WHAT TO DO. Return the records word for word. Any pictures in them are not part of the copy.

(Entries from a dataset of interfaces)
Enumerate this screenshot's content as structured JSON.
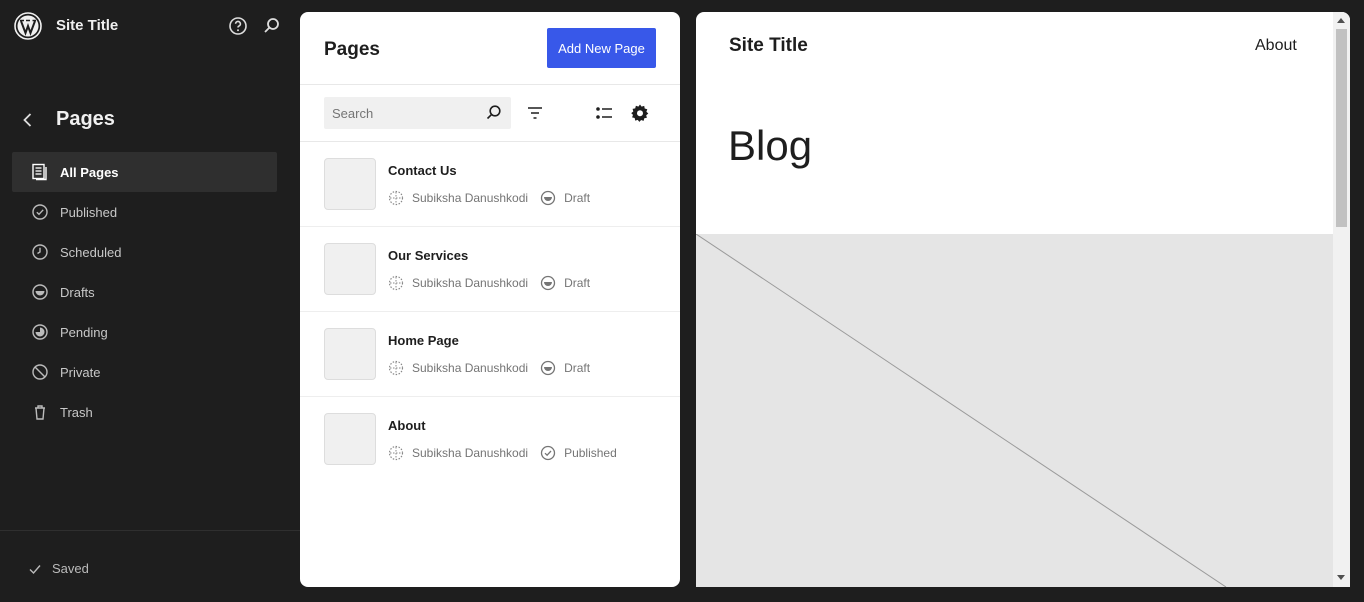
{
  "topbar": {
    "site_title": "Site Title",
    "icons": [
      "wordpress-logo-icon",
      "help-icon",
      "search-icon"
    ]
  },
  "sidebar": {
    "back_icon": "chevron-left-icon",
    "section_title": "Pages",
    "items": [
      {
        "label": "All Pages",
        "icon": "pages-icon",
        "active": true
      },
      {
        "label": "Published",
        "icon": "published-icon"
      },
      {
        "label": "Scheduled",
        "icon": "scheduled-icon"
      },
      {
        "label": "Drafts",
        "icon": "drafts-icon"
      },
      {
        "label": "Pending",
        "icon": "pending-icon"
      },
      {
        "label": "Private",
        "icon": "private-icon"
      },
      {
        "label": "Trash",
        "icon": "trash-icon"
      }
    ],
    "footer": {
      "saved_label": "Saved",
      "icon": "check-icon"
    }
  },
  "list_panel": {
    "title": "Pages",
    "add_button": "Add New Page",
    "search": {
      "placeholder": "Search",
      "value": ""
    },
    "toolbar_icons": [
      "filter-icon",
      "list-view-icon",
      "settings-icon"
    ],
    "rows": [
      {
        "title": "Contact Us",
        "author": "Subiksha Danushkodi",
        "status": "Draft"
      },
      {
        "title": "Our Services",
        "author": "Subiksha Danushkodi",
        "status": "Draft"
      },
      {
        "title": "Home Page",
        "author": "Subiksha Danushkodi",
        "status": "Draft"
      },
      {
        "title": "About",
        "author": "Subiksha Danushkodi",
        "status": "Published"
      }
    ]
  },
  "preview": {
    "site_title": "Site Title",
    "nav_link": "About",
    "heading": "Blog"
  },
  "colors": {
    "background": "#1e1e1e",
    "accent": "#3858e9",
    "active_nav": "#2f2f2f",
    "image_placeholder": "#e5e5e5"
  }
}
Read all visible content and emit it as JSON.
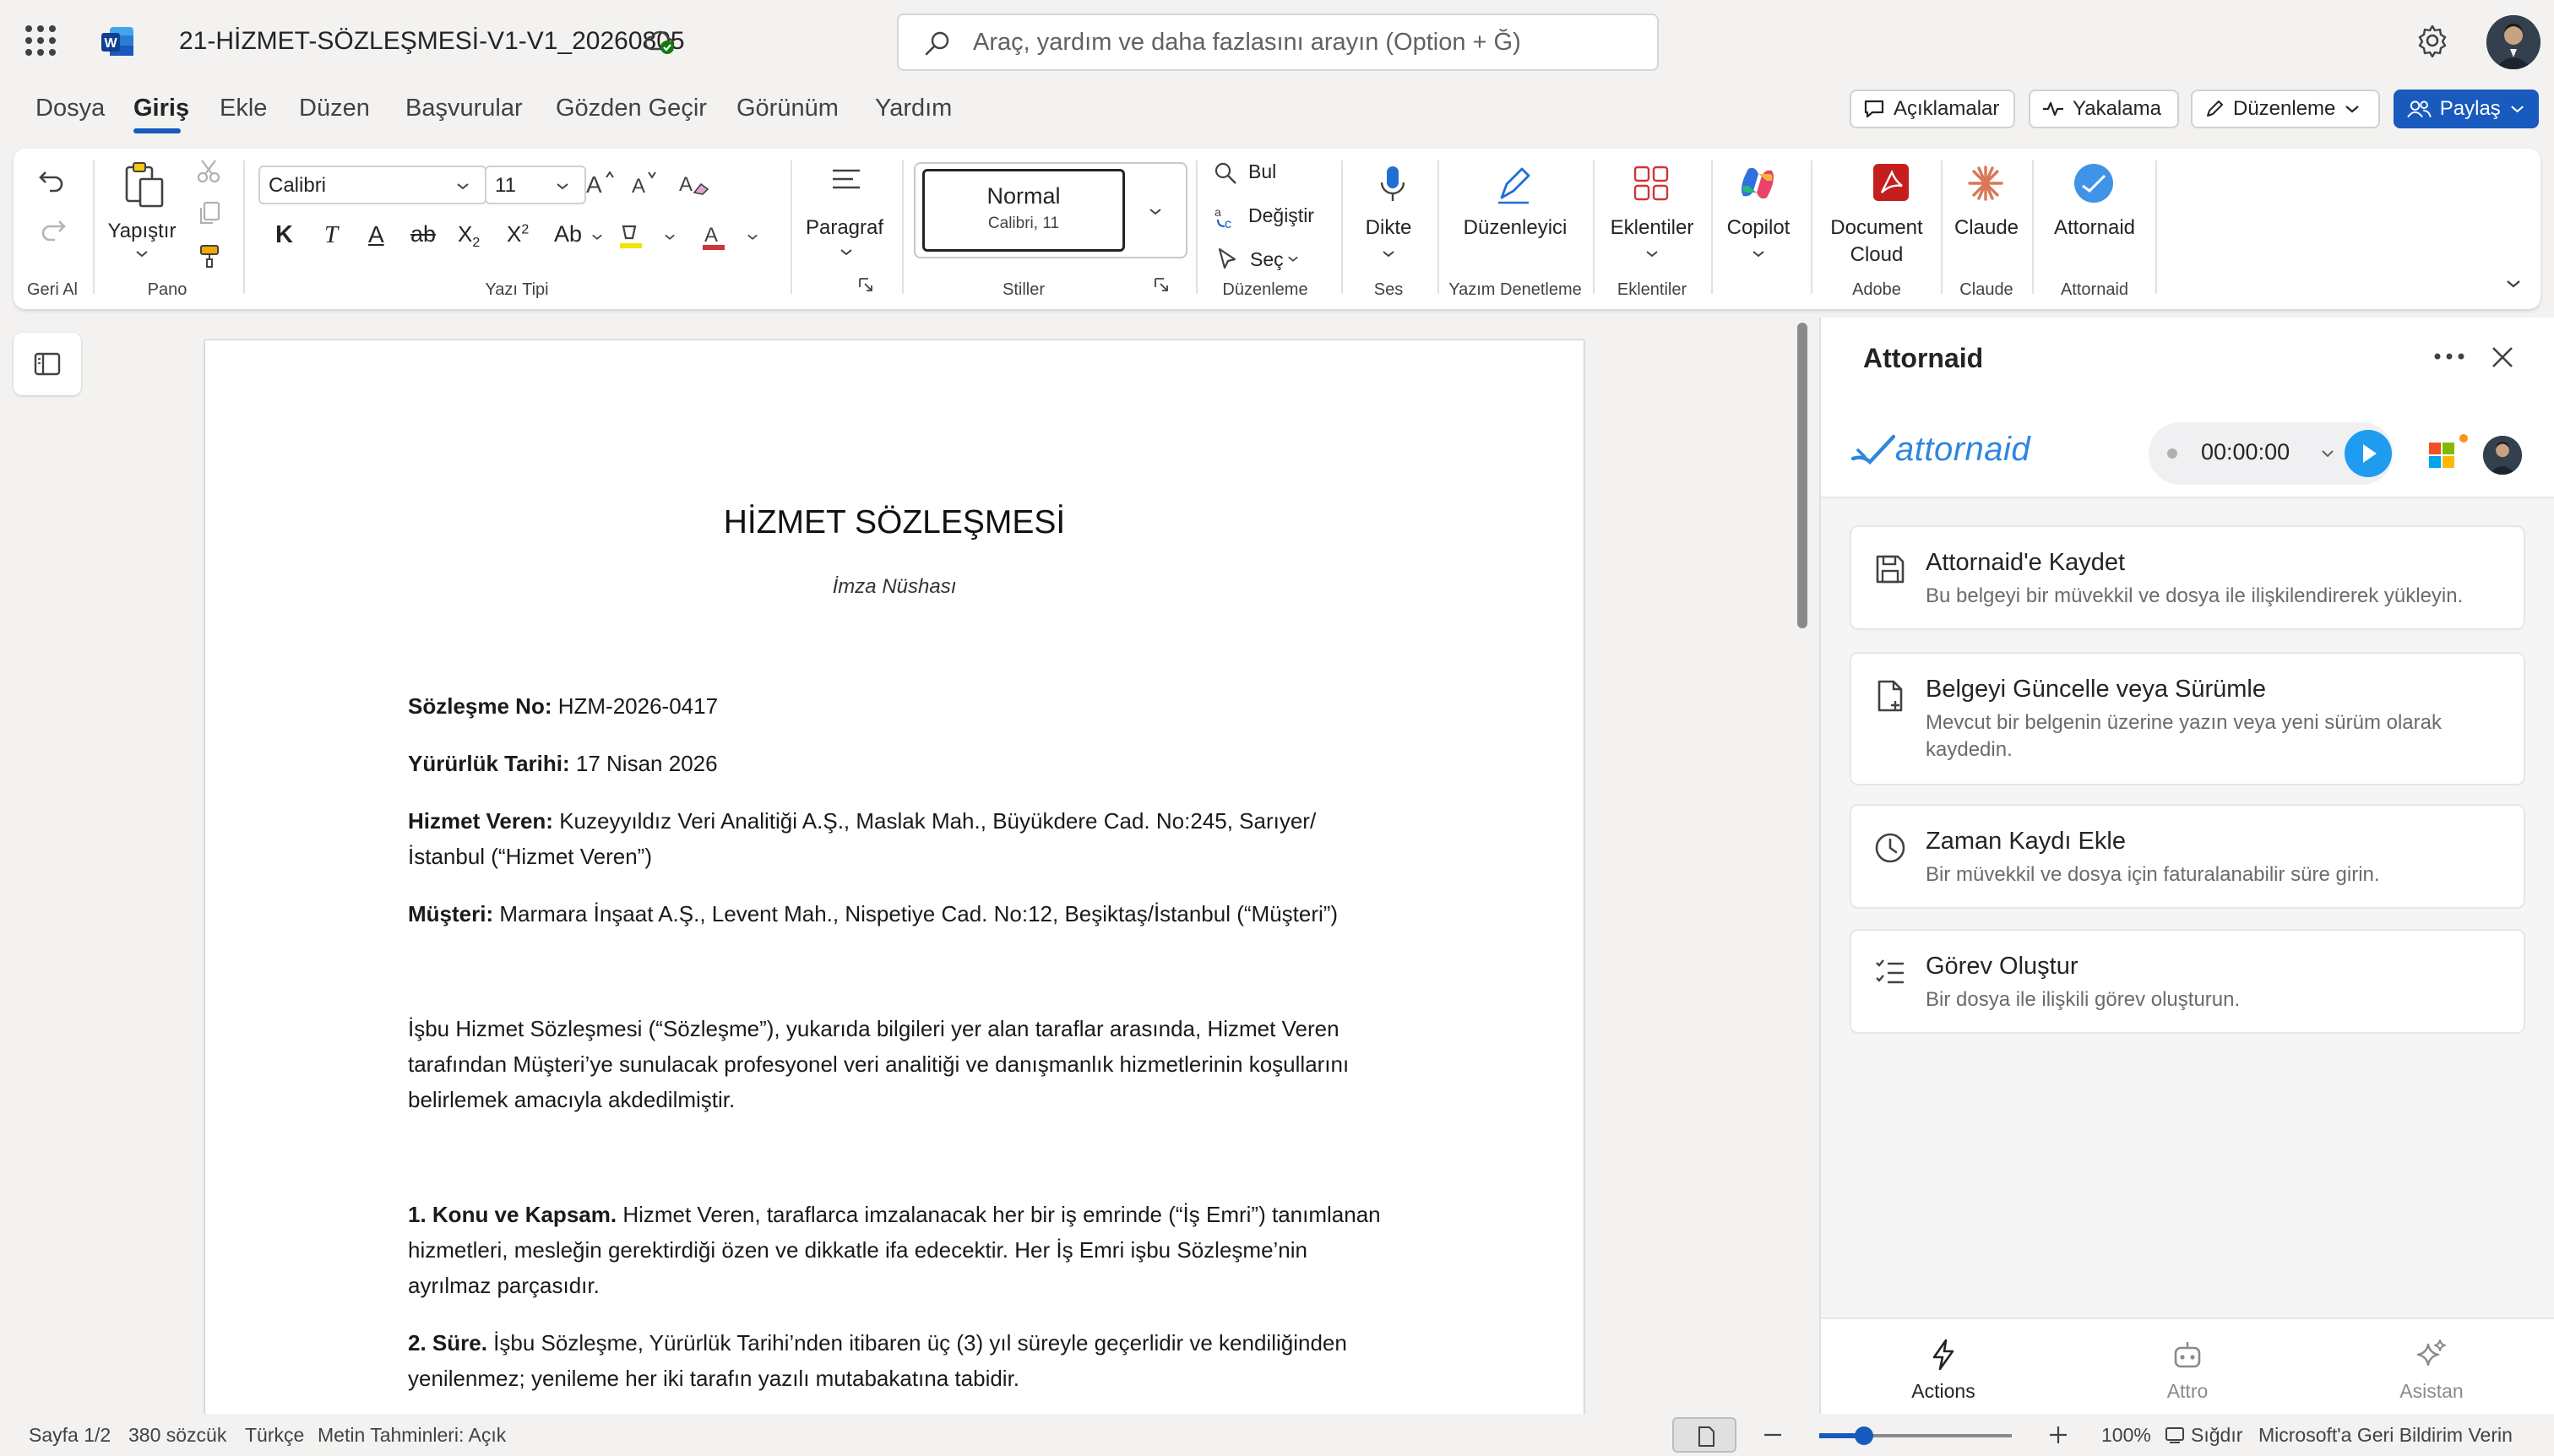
{
  "app": {
    "doc_title": "21-HİZMET-SÖZLEŞMESİ-V1-V1_20260805",
    "search_placeholder": "Araç, yardım ve daha fazlasını arayın (Option + Ğ)"
  },
  "menu": {
    "tabs": [
      "Dosya",
      "Giriş",
      "Ekle",
      "Düzen",
      "Başvurular",
      "Gözden Geçir",
      "Görünüm",
      "Yardım"
    ],
    "active_tab": "Giriş",
    "comments": "Açıklamalar",
    "catchup": "Yakalama",
    "editing": "Düzenleme",
    "share": "Paylaş"
  },
  "ribbon": {
    "undo_group": "Geri Al",
    "paste": "Yapıştır",
    "clipboard_group": "Pano",
    "font_name": "Calibri",
    "font_size": "11",
    "font_group": "Yazı Tipi",
    "paragraph": "Paragraf",
    "style_normal": "Normal",
    "style_normal_sub": "Calibri, 11",
    "styles_group": "Stiller",
    "find": "Bul",
    "replace": "Değiştir",
    "select": "Seç",
    "editing_group": "Düzenleme",
    "dictate": "Dikte",
    "voice_group": "Ses",
    "editor": "Düzenleyici",
    "proofing_group": "Yazım Denetleme",
    "addins": "Eklentiler",
    "addins_group": "Eklentiler",
    "copilot": "Copilot",
    "doc_cloud_1": "Document",
    "doc_cloud_2": "Cloud",
    "adobe_group": "Adobe",
    "claude": "Claude",
    "claude_group": "Claude",
    "attornaid": "Attornaid",
    "attornaid_group": "Attornaid"
  },
  "document": {
    "heading": "HİZMET SÖZLEŞMESİ",
    "subheading": "İmza Nüshası",
    "contract_no_label": "Sözleşme No:",
    "contract_no": "HZM-2026-0417",
    "effective_label": "Yürürlük Tarihi:",
    "effective_date": "17 Nisan 2026",
    "provider_label": "Hizmet Veren:",
    "provider": "Kuzeyyıldız Veri Analitiği A.Ş., Maslak Mah., Büyükdere Cad. No:245, Sarıyer/İstanbul (“Hizmet Veren”)",
    "client_label": "Müşteri:",
    "client": "Marmara İnşaat A.Ş., Levent Mah., Nispetiye Cad. No:12, Beşiktaş/İstanbul (“Müşteri”)",
    "intro": "İşbu Hizmet Sözleşmesi (“Sözleşme”), yukarıda bilgileri yer alan taraflar arasında, Hizmet Veren tarafından Müşteri’ye sunulacak profesyonel veri analitiği ve danışmanlık hizmetlerinin koşullarını belirlemek amacıyla akdedilmiştir.",
    "s1_title": "1. Konu ve Kapsam.",
    "s1_body": "Hizmet Veren, taraflarca imzalanacak her bir iş emrinde (“İş Emri”) tanımlanan hizmetleri, mesleğin gerektirdiği özen ve dikkatle ifa edecektir. Her İş Emri işbu Sözleşme’nin ayrılmaz parçasıdır.",
    "s2_title": "2. Süre.",
    "s2_body": "İşbu Sözleşme, Yürürlük Tarihi’nden itibaren üç (3) yıl süreyle geçerlidir ve kendiliğinden yenilenmez; yenileme her iki tarafın yazılı mutabakatına tabidir."
  },
  "panel": {
    "title": "Attornaid",
    "logo_text": "attornaid",
    "timer": "00:00:00",
    "actions": [
      {
        "title": "Attornaid'e Kaydet",
        "desc": "Bu belgeyi bir müvekkil ve dosya ile ilişkilendirerek yükleyin.",
        "icon": "save-icon"
      },
      {
        "title": "Belgeyi Güncelle veya Sürümle",
        "desc": "Mevcut bir belgenin üzerine yazın veya yeni sürüm olarak kaydedin.",
        "icon": "document-add-icon"
      },
      {
        "title": "Zaman Kaydı Ekle",
        "desc": "Bir müvekkil ve dosya için faturalanabilir süre girin.",
        "icon": "clock-icon"
      },
      {
        "title": "Görev Oluştur",
        "desc": "Bir dosya ile ilişkili görev oluşturun.",
        "icon": "task-list-icon"
      }
    ],
    "tabs": [
      {
        "label": "Actions",
        "icon": "lightning-icon",
        "active": true
      },
      {
        "label": "Attro",
        "icon": "robot-icon",
        "active": false
      },
      {
        "label": "Asistan",
        "icon": "sparkle-icon",
        "active": false
      }
    ]
  },
  "status": {
    "page": "Sayfa 1/2",
    "words": "380 sözcük",
    "language": "Türkçe",
    "predictions": "Metin Tahminleri: Açık",
    "zoom": "100%",
    "fit": "Sığdır",
    "feedback": "Microsoft'a Geri Bildirim Verin"
  },
  "colors": {
    "accent": "#185abd",
    "attornaid_blue": "#2f86e0",
    "play_blue": "#1f9bf0"
  }
}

RESPONSE AREA.
Enumerate this screenshot's content as structured JSON.
{
  "topbar": {
    "site_title": "Site Title",
    "icons": [
      "wordpress-logo-icon",
      "help-icon",
      "search-icon"
    ]
  },
  "sidebar": {
    "back_icon": "chevron-left-icon",
    "section_title": "Pages",
    "items": [
      {
        "label": "All Pages",
        "icon": "pages-icon",
        "active": true
      },
      {
        "label": "Published",
        "icon": "published-icon"
      },
      {
        "label": "Scheduled",
        "icon": "scheduled-icon"
      },
      {
        "label": "Drafts",
        "icon": "drafts-icon"
      },
      {
        "label": "Pending",
        "icon": "pending-icon"
      },
      {
        "label": "Private",
        "icon": "private-icon"
      },
      {
        "label": "Trash",
        "icon": "trash-icon"
      }
    ],
    "footer": {
      "saved_label": "Saved",
      "icon": "check-icon"
    }
  },
  "list_panel": {
    "title": "Pages",
    "add_button": "Add New Page",
    "search": {
      "placeholder": "Search",
      "value": ""
    },
    "toolbar_icons": [
      "filter-icon",
      "list-view-icon",
      "settings-icon"
    ],
    "rows": [
      {
        "title": "Contact Us",
        "author": "Subiksha Danushkodi",
        "status": "Draft"
      },
      {
        "title": "Our Services",
        "author": "Subiksha Danushkodi",
        "status": "Draft"
      },
      {
        "title": "Home Page",
        "author": "Subiksha Danushkodi",
        "status": "Draft"
      },
      {
        "title": "About",
        "author": "Subiksha Danushkodi",
        "status": "Published"
      }
    ]
  },
  "preview": {
    "site_title": "Site Title",
    "nav_link": "About",
    "heading": "Blog"
  },
  "colors": {
    "background": "#1e1e1e",
    "accent": "#3858e9",
    "active_nav": "#2f2f2f",
    "image_placeholder": "#e5e5e5"
  }
}
Read all visible content and emit it as JSON.
{
  "app": {
    "doc_title": "21-HİZMET-SÖZLEŞMESİ-V1-V1_20260805",
    "search_placeholder": "Araç, yardım ve daha fazlasını arayın (Option + Ğ)"
  },
  "menu": {
    "tabs": [
      "Dosya",
      "Giriş",
      "Ekle",
      "Düzen",
      "Başvurular",
      "Gözden Geçir",
      "Görünüm",
      "Yardım"
    ],
    "active_tab": "Giriş",
    "comments": "Açıklamalar",
    "catchup": "Yakalama",
    "editing": "Düzenleme",
    "share": "Paylaş"
  },
  "ribbon": {
    "undo_group": "Geri Al",
    "paste": "Yapıştır",
    "clipboard_group": "Pano",
    "font_name": "Calibri",
    "font_size": "11",
    "font_group": "Yazı Tipi",
    "paragraph": "Paragraf",
    "style_normal": "Normal",
    "style_normal_sub": "Calibri, 11",
    "styles_group": "Stiller",
    "find": "Bul",
    "replace": "Değiştir",
    "select": "Seç",
    "editing_group": "Düzenleme",
    "dictate": "Dikte",
    "voice_group": "Ses",
    "editor": "Düzenleyici",
    "proofing_group": "Yazım Denetleme",
    "addins": "Eklentiler",
    "addins_group": "Eklentiler",
    "copilot": "Copilot",
    "doc_cloud_1": "Document",
    "doc_cloud_2": "Cloud",
    "adobe_group": "Adobe",
    "claude": "Claude",
    "claude_group": "Claude",
    "attornaid": "Attornaid",
    "attornaid_group": "Attornaid"
  },
  "document": {
    "heading": "HİZMET SÖZLEŞMESİ",
    "subheading": "İmza Nüshası",
    "contract_no_label": "Sözleşme No:",
    "contract_no": "HZM-2026-0417",
    "effective_label": "Yürürlük Tarihi:",
    "effective_date": "17 Nisan 2026",
    "provider_label": "Hizmet Veren:",
    "provider": "Kuzeyyıldız Veri Analitiği A.Ş., Maslak Mah., Büyükdere Cad. No:245, Sarıyer/İstanbul (“Hizmet Veren”)",
    "client_label": "Müşteri:",
    "client": "Marmara İnşaat A.Ş., Levent Mah., Nispetiye Cad. No:12, Beşiktaş/İstanbul (“Müşteri”)",
    "intro": "İşbu Hizmet Sözleşmesi (“Sözleşme”), yukarıda bilgileri yer alan taraflar arasında, Hizmet Veren tarafından Müşteri’ye sunulacak profesyonel veri analitiği ve danışmanlık hizmetlerinin koşullarını belirlemek amacıyla akdedilmiştir.",
    "s1_title": "1. Konu ve Kapsam.",
    "s1_body": "Hizmet Veren, taraflarca imzalanacak her bir iş emrinde (“İş Emri”) tanımlanan hizmetleri, mesleğin gerektirdiği özen ve dikkatle ifa edecektir. Her İş Emri işbu Sözleşme’nin ayrılmaz parçasıdır.",
    "s2_title": "2. Süre.",
    "s2_body": "İşbu Sözleşme, Yürürlük Tarihi’nden itibaren üç (3) yıl süreyle geçerlidir ve kendiliğinden yenilenmez; yenileme her iki tarafın yazılı mutabakatına tabidir."
  },
  "panel": {
    "title": "Attornaid",
    "logo_text": "attornaid",
    "timer": "00:00:00",
    "actions": [
      {
        "title": "Attornaid'e Kaydet",
        "desc": "Bu belgeyi bir müvekkil ve dosya ile ilişkilendirerek yükleyin.",
        "icon": "save-icon"
      },
      {
        "title": "Belgeyi Güncelle veya Sürümle",
        "desc": "Mevcut bir belgenin üzerine yazın veya yeni sürüm olarak kaydedin.",
        "icon": "document-add-icon"
      },
      {
        "title": "Zaman Kaydı Ekle",
        "desc": "Bir müvekkil ve dosya için faturalanabilir süre girin.",
        "icon": "clock-icon"
      },
      {
        "title": "Görev Oluştur",
        "desc": "Bir dosya ile ilişkili görev oluşturun.",
        "icon": "task-list-icon"
      }
    ],
    "tabs": [
      {
        "label": "Actions",
        "icon": "lightning-icon",
        "active": true
      },
      {
        "label": "Attro",
        "icon": "robot-icon",
        "active": false
      },
      {
        "label": "Asistan",
        "icon": "sparkle-icon",
        "active": false
      }
    ]
  },
  "status": {
    "page": "Sayfa 1/2",
    "words": "380 sözcük",
    "language": "Türkçe",
    "predictions": "Metin Tahminleri: Açık",
    "zoom": "100%",
    "fit": "Sığdır",
    "feedback": "Microsoft'a Geri Bildirim Verin"
  },
  "colors": {
    "accent": "#185abd",
    "attornaid_blue": "#2f86e0",
    "play_blue": "#1f9bf0"
  }
}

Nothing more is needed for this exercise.